• [WHAT YOU ARE ASKED TO DO]: Every record, from the first line to the last, needs to be given again exactly.

• [DATA]:
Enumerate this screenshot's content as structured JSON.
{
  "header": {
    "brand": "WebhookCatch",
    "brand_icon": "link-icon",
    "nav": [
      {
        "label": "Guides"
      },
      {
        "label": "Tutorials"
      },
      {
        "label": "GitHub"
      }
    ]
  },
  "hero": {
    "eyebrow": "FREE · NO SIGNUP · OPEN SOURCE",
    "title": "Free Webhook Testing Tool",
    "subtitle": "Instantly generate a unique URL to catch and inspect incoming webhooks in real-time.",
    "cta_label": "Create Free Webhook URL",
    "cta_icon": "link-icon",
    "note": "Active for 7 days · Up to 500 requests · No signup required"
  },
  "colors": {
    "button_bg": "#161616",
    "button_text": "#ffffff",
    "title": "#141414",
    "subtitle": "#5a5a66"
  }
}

• [TASK SOLUTION]:
Enumerate this screenshot's content as structured JSON.
{
  "header": {
    "brand": "WebhookCatch",
    "brand_icon": "link-icon",
    "nav": [
      {
        "label": "Guides"
      },
      {
        "label": "Tutorials"
      },
      {
        "label": "GitHub"
      }
    ]
  },
  "hero": {
    "eyebrow": "FREE · NO SIGNUP · OPEN SOURCE",
    "title": "Free Webhook Testing Tool",
    "subtitle": "Instantly generate a unique URL to catch and inspect incoming webhooks in real-time.",
    "cta_label": "Create Free Webhook URL",
    "cta_icon": "link-icon",
    "note": "Active for 7 days · Up to 500 requests · No signup required"
  },
  "colors": {
    "button_bg": "#161616",
    "button_text": "#ffffff",
    "title": "#141414",
    "subtitle": "#5a5a66"
  }
}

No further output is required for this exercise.